The six environmentalists were blasted with icy water as they hung from the side of the Prirazlomnaya platform, then pelted with metal objects, Greenpeace International executive director Kumi Naidoo wrote, sending updates on Twitter as he and five other activists tried to hold their ground.
After 15 hours, they decided to come down for their safety. The activists returned to a Greenpeace ship to get medical attention, Greenpeace media officer Myriam Fallon said.
The Russian energy company subsidiary that owns the platform, Gazprom Neft Shelf, said in a statement emailed to Bloomberg and the Associated Press that the activists had rejected an offer to come aboard for a “constructive dialogue.” Work on the platform off the northeastern coast of Russia was proceeding normally, it said.
Gazprom has been gearing up to become the first company to produce oil from the Arctic, which is believed to have the biggest untapped oil reserves on the planet. Greenpeace and other environmental groups say the drilling threatens to devastate the fragile region.

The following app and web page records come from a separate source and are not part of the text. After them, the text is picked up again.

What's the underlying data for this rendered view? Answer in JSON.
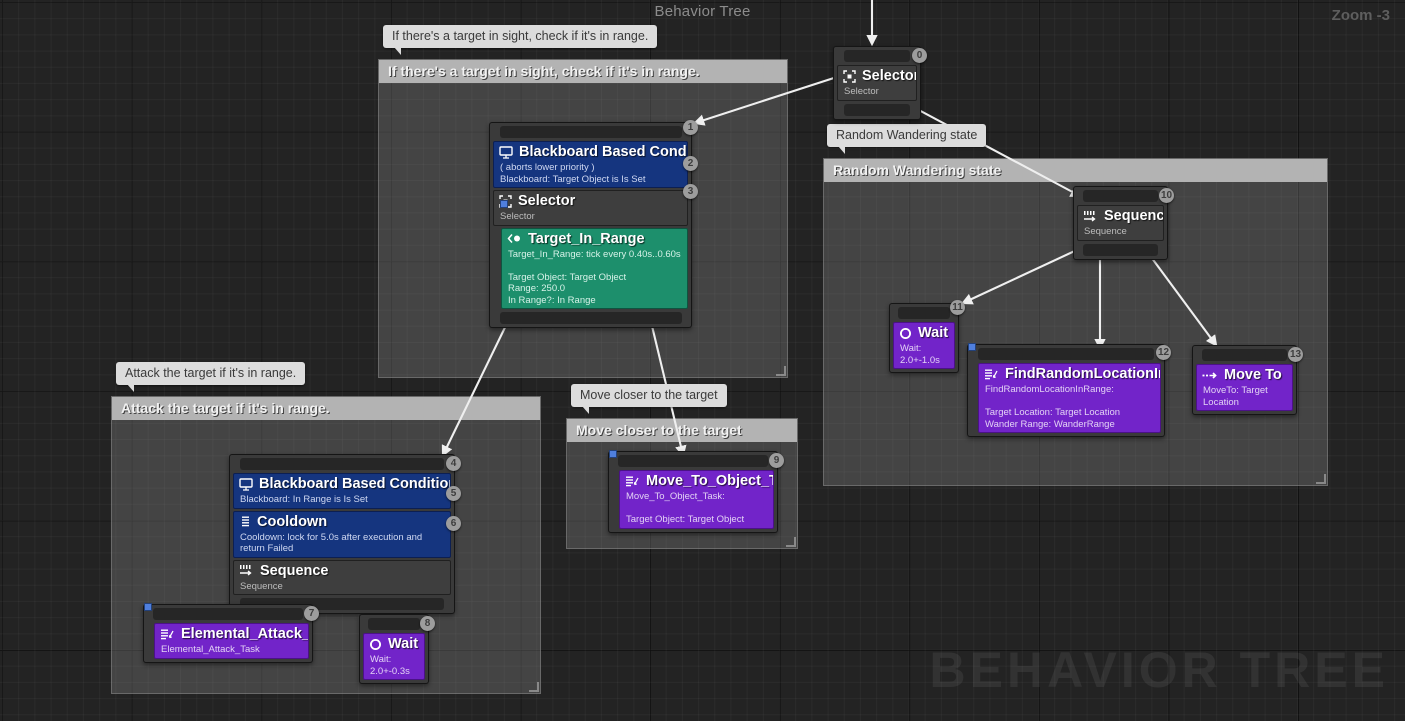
{
  "header": {
    "graph_title": "Behavior Tree",
    "zoom_label": "Zoom -3",
    "watermark": "BEHAVIOR TREE"
  },
  "comments": [
    {
      "id": "c1",
      "title": "If there's a target in sight, check if it's in range.",
      "tooltip": "If there's a target in sight, check if it's in range."
    },
    {
      "id": "c2",
      "title": "Random Wandering state",
      "tooltip": "Random Wandering state"
    },
    {
      "id": "c3",
      "title": "Attack the target if it's in range.",
      "tooltip": "Attack the target if it's in range."
    },
    {
      "id": "c4",
      "title": "Move closer to the target",
      "tooltip": "Move closer to the target"
    }
  ],
  "nodes": {
    "root_selector": {
      "badge": "0",
      "rows": [
        {
          "icon": "selector-icon",
          "kind": "comp",
          "title": "Selector",
          "sub": "Selector"
        }
      ]
    },
    "check_range_stack": {
      "badges": [
        "1",
        "2",
        "3"
      ],
      "rows": [
        {
          "icon": "blackboard-icon",
          "kind": "deco",
          "title": "Blackboard Based Condition",
          "sub": "( aborts lower priority )\nBlackboard: Target Object is Is Set"
        },
        {
          "icon": "selector-icon",
          "kind": "comp",
          "title": "Selector",
          "sub": "Selector"
        },
        {
          "icon": "service-icon",
          "kind": "serv",
          "title": "Target_In_Range",
          "sub": "Target_In_Range: tick every 0.40s..0.60s\n\nTarget Object: Target Object\nRange: 250.0\nIn Range?: In Range"
        }
      ]
    },
    "attack_stack": {
      "badges": [
        "4",
        "5",
        "6"
      ],
      "rows": [
        {
          "icon": "blackboard-icon",
          "kind": "deco",
          "title": "Blackboard Based Condition",
          "sub": "Blackboard: In Range is Is Set"
        },
        {
          "icon": "cooldown-icon",
          "kind": "deco",
          "title": "Cooldown",
          "sub": "Cooldown: lock for 5.0s after execution and return Failed"
        },
        {
          "icon": "sequence-icon",
          "kind": "comp",
          "title": "Sequence",
          "sub": "Sequence"
        }
      ]
    },
    "elemental_attack": {
      "badge": "7",
      "rows": [
        {
          "icon": "task-icon",
          "kind": "task",
          "title": "Elemental_Attack_Task",
          "sub": "Elemental_Attack_Task"
        }
      ]
    },
    "wait_attack": {
      "badge": "8",
      "rows": [
        {
          "icon": "wait-icon",
          "kind": "task",
          "title": "Wait",
          "sub": "Wait: 2.0+-0.3s"
        }
      ]
    },
    "move_to_object": {
      "badge": "9",
      "rows": [
        {
          "icon": "task-icon",
          "kind": "task",
          "title": "Move_To_Object_Task",
          "sub": "Move_To_Object_Task:\n\nTarget Object: Target Object"
        }
      ]
    },
    "wander_sequence": {
      "badge": "10",
      "rows": [
        {
          "icon": "sequence-icon",
          "kind": "comp",
          "title": "Sequence",
          "sub": "Sequence"
        }
      ]
    },
    "wait_wander": {
      "badge": "11",
      "rows": [
        {
          "icon": "wait-icon",
          "kind": "task",
          "title": "Wait",
          "sub": "Wait: 2.0+-1.0s"
        }
      ]
    },
    "find_random_location": {
      "badge": "12",
      "rows": [
        {
          "icon": "task-icon",
          "kind": "task",
          "title": "FindRandomLocationInRange",
          "sub": "FindRandomLocationInRange:\n\nTarget Location: Target Location\nWander Range: WanderRange"
        }
      ]
    },
    "move_to": {
      "badge": "13",
      "rows": [
        {
          "icon": "moveto-icon",
          "kind": "task",
          "title": "Move To",
          "sub": "MoveTo: Target Location"
        }
      ]
    }
  },
  "colors": {
    "decorator": "#15357f",
    "composite": "#3e3e3e",
    "service": "#1d8f6c",
    "task": "#7224c9",
    "comment_header": "#b3b3b3",
    "canvas": "#232323"
  }
}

Last week, environmental activists released an analysis from a Russian think tank showing a vast oil spill could reach protected areas in as little as 18 hours –- far less time than it would take to bring in professional crews to clean up the mess, Greenpeace said. ‘It’s not a question of if an oil spill would happen, but when -- and when it does, Gazprom would be powerless to stop it,’ Naidoo wrote in an open letter on the Greenpeace website.
Greenpeace has also charged that the Gazprom emergency plan for oil spills had expired, making its drilling plans illegal under Russian law, citing a letter from the Russian Emergency Ministry.
Gazprom Neft Shelf could not be immediately reached Friday to respond to those concerns. Last week it said its drilling platform in the Arctic was safe and reliable, but neither confirmed nor denied reports that its emergency plan had expired, the Moscow Times reported.
-- Emily Alpert in Los Angeles
Photo: A team of six Greenpeace activists including Greenpeace International Executive Director Kumi Naidoo board the Prirazlomnaya oil platform off the northeastern coast of Russia. Credit: Denis Sinyakov / Greenpeace